• **Action item**
Copy the entries exactly. Leave out any pictures.

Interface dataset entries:
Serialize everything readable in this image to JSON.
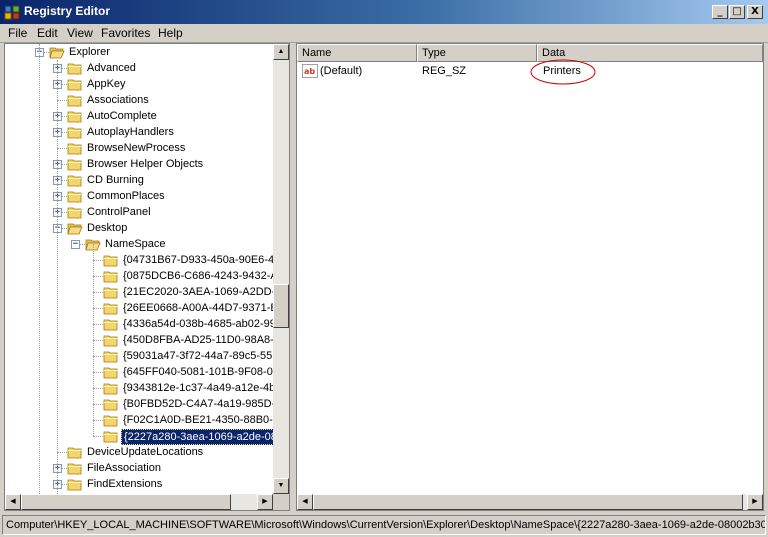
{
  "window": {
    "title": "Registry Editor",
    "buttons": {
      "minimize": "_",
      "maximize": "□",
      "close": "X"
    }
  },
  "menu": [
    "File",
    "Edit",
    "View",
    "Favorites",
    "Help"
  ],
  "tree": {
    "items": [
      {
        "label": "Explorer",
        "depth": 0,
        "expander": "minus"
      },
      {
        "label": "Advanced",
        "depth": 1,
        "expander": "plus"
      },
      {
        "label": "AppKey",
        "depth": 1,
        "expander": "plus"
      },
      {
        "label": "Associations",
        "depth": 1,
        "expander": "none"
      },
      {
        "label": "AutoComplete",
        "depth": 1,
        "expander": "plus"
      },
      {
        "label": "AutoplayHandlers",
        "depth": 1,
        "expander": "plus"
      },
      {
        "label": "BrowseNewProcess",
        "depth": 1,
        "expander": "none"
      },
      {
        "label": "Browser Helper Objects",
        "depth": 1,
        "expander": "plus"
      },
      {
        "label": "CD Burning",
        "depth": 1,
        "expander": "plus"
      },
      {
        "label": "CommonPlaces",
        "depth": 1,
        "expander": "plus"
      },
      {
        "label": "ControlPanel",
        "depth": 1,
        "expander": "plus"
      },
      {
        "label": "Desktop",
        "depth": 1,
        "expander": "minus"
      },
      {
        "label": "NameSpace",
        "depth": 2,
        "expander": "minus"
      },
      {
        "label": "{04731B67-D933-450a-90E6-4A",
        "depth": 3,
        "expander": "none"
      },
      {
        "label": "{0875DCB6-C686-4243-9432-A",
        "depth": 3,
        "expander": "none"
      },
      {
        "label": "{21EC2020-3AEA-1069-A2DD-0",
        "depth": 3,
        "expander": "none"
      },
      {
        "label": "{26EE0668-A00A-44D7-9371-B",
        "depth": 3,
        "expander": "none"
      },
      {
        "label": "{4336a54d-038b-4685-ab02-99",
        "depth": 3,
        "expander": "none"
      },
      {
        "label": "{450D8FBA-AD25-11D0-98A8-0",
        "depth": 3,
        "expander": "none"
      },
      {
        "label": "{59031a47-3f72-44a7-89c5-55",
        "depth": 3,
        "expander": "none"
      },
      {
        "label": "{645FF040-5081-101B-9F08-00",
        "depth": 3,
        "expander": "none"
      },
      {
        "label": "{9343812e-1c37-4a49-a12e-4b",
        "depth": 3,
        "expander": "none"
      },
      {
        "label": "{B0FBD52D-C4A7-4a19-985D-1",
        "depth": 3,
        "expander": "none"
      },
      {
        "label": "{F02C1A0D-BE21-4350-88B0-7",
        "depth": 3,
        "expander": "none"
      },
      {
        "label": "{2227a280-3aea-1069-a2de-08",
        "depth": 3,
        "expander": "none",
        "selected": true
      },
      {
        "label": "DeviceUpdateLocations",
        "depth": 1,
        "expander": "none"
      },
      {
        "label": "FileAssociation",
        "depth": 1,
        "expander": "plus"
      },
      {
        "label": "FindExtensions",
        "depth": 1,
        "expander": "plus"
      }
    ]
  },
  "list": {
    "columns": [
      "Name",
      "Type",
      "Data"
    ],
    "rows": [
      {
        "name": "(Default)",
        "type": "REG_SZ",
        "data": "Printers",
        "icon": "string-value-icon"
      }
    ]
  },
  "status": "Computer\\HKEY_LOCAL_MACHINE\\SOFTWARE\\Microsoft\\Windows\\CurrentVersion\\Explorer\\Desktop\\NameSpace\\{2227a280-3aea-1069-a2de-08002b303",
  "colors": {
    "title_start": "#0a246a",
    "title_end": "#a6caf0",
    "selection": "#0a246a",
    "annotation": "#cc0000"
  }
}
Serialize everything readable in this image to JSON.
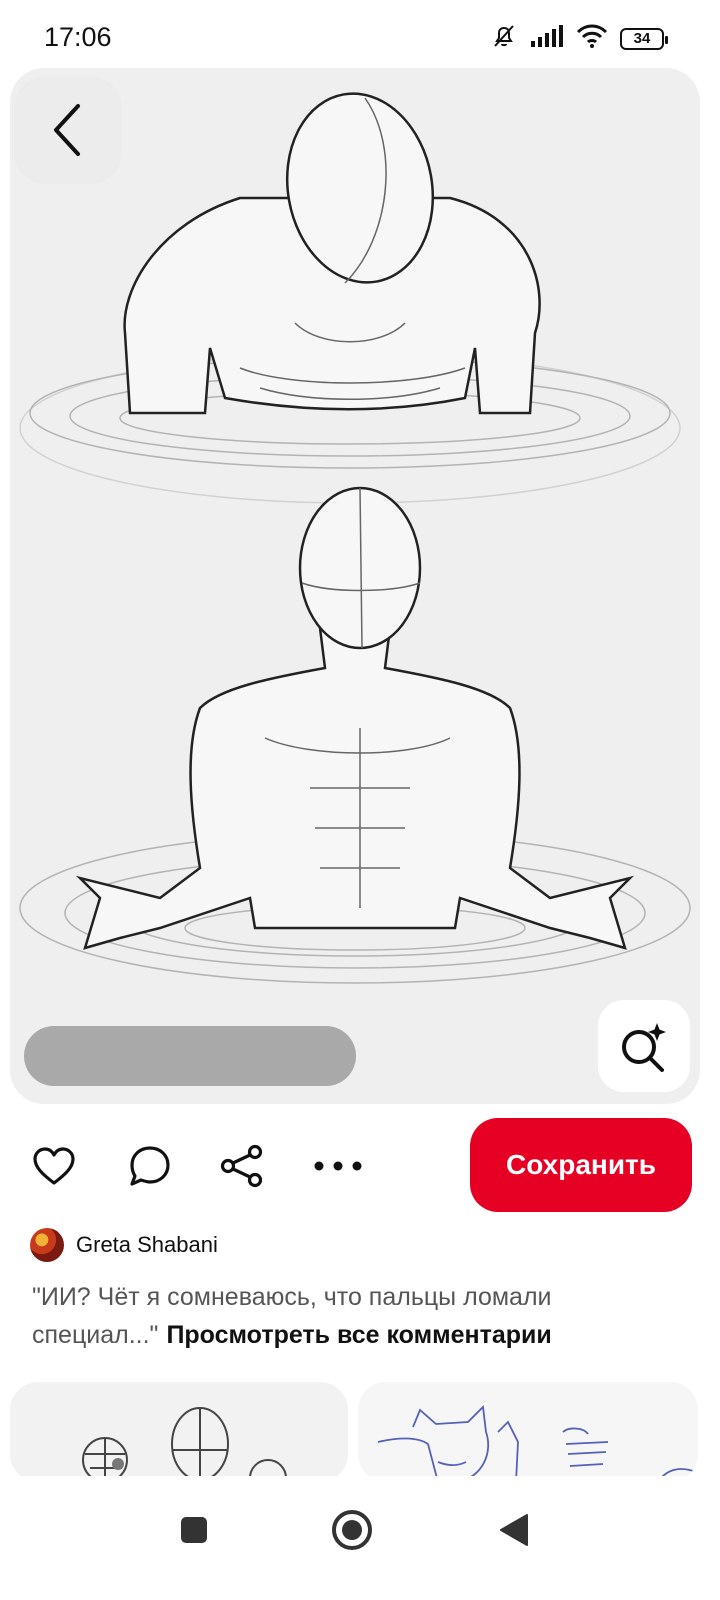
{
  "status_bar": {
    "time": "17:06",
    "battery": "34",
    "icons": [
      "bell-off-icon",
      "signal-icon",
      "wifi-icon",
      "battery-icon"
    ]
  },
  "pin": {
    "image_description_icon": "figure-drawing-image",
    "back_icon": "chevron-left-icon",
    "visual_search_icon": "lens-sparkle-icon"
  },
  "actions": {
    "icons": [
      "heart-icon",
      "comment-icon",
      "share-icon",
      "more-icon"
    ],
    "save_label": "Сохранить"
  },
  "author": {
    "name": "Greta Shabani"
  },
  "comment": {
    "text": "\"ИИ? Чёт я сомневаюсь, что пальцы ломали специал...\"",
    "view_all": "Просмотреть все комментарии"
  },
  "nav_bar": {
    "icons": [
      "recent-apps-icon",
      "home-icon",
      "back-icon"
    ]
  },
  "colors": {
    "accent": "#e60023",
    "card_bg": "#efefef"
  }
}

• **Output of the exercise**
Serialize everything readable in this image to JSON.
{
  "window": {
    "title": "Registry Editor",
    "buttons": {
      "minimize": "_",
      "maximize": "□",
      "close": "X"
    }
  },
  "menu": [
    "File",
    "Edit",
    "View",
    "Favorites",
    "Help"
  ],
  "tree": {
    "items": [
      {
        "label": "Explorer",
        "depth": 0,
        "expander": "minus"
      },
      {
        "label": "Advanced",
        "depth": 1,
        "expander": "plus"
      },
      {
        "label": "AppKey",
        "depth": 1,
        "expander": "plus"
      },
      {
        "label": "Associations",
        "depth": 1,
        "expander": "none"
      },
      {
        "label": "AutoComplete",
        "depth": 1,
        "expander": "plus"
      },
      {
        "label": "AutoplayHandlers",
        "depth": 1,
        "expander": "plus"
      },
      {
        "label": "BrowseNewProcess",
        "depth": 1,
        "expander": "none"
      },
      {
        "label": "Browser Helper Objects",
        "depth": 1,
        "expander": "plus"
      },
      {
        "label": "CD Burning",
        "depth": 1,
        "expander": "plus"
      },
      {
        "label": "CommonPlaces",
        "depth": 1,
        "expander": "plus"
      },
      {
        "label": "ControlPanel",
        "depth": 1,
        "expander": "plus"
      },
      {
        "label": "Desktop",
        "depth": 1,
        "expander": "minus"
      },
      {
        "label": "NameSpace",
        "depth": 2,
        "expander": "minus"
      },
      {
        "label": "{04731B67-D933-450a-90E6-4A",
        "depth": 3,
        "expander": "none"
      },
      {
        "label": "{0875DCB6-C686-4243-9432-A",
        "depth": 3,
        "expander": "none"
      },
      {
        "label": "{21EC2020-3AEA-1069-A2DD-0",
        "depth": 3,
        "expander": "none"
      },
      {
        "label": "{26EE0668-A00A-44D7-9371-B",
        "depth": 3,
        "expander": "none"
      },
      {
        "label": "{4336a54d-038b-4685-ab02-99",
        "depth": 3,
        "expander": "none"
      },
      {
        "label": "{450D8FBA-AD25-11D0-98A8-0",
        "depth": 3,
        "expander": "none"
      },
      {
        "label": "{59031a47-3f72-44a7-89c5-55",
        "depth": 3,
        "expander": "none"
      },
      {
        "label": "{645FF040-5081-101B-9F08-00",
        "depth": 3,
        "expander": "none"
      },
      {
        "label": "{9343812e-1c37-4a49-a12e-4b",
        "depth": 3,
        "expander": "none"
      },
      {
        "label": "{B0FBD52D-C4A7-4a19-985D-1",
        "depth": 3,
        "expander": "none"
      },
      {
        "label": "{F02C1A0D-BE21-4350-88B0-7",
        "depth": 3,
        "expander": "none"
      },
      {
        "label": "{2227a280-3aea-1069-a2de-08",
        "depth": 3,
        "expander": "none",
        "selected": true
      },
      {
        "label": "DeviceUpdateLocations",
        "depth": 1,
        "expander": "none"
      },
      {
        "label": "FileAssociation",
        "depth": 1,
        "expander": "plus"
      },
      {
        "label": "FindExtensions",
        "depth": 1,
        "expander": "plus"
      }
    ]
  },
  "list": {
    "columns": [
      "Name",
      "Type",
      "Data"
    ],
    "rows": [
      {
        "name": "(Default)",
        "type": "REG_SZ",
        "data": "Printers",
        "icon": "string-value-icon"
      }
    ]
  },
  "status": "Computer\\HKEY_LOCAL_MACHINE\\SOFTWARE\\Microsoft\\Windows\\CurrentVersion\\Explorer\\Desktop\\NameSpace\\{2227a280-3aea-1069-a2de-08002b303",
  "colors": {
    "title_start": "#0a246a",
    "title_end": "#a6caf0",
    "selection": "#0a246a",
    "annotation": "#cc0000"
  }
}
Serialize everything readable in this image to JSON.
{
  "status_bar": {
    "time": "17:06",
    "battery": "34",
    "icons": [
      "bell-off-icon",
      "signal-icon",
      "wifi-icon",
      "battery-icon"
    ]
  },
  "pin": {
    "image_description_icon": "figure-drawing-image",
    "back_icon": "chevron-left-icon",
    "visual_search_icon": "lens-sparkle-icon"
  },
  "actions": {
    "icons": [
      "heart-icon",
      "comment-icon",
      "share-icon",
      "more-icon"
    ],
    "save_label": "Сохранить"
  },
  "author": {
    "name": "Greta Shabani"
  },
  "comment": {
    "text": "\"ИИ? Чёт я сомневаюсь, что пальцы ломали специал...\"",
    "view_all": "Просмотреть все комментарии"
  },
  "nav_bar": {
    "icons": [
      "recent-apps-icon",
      "home-icon",
      "back-icon"
    ]
  },
  "colors": {
    "accent": "#e60023",
    "card_bg": "#efefef"
  }
}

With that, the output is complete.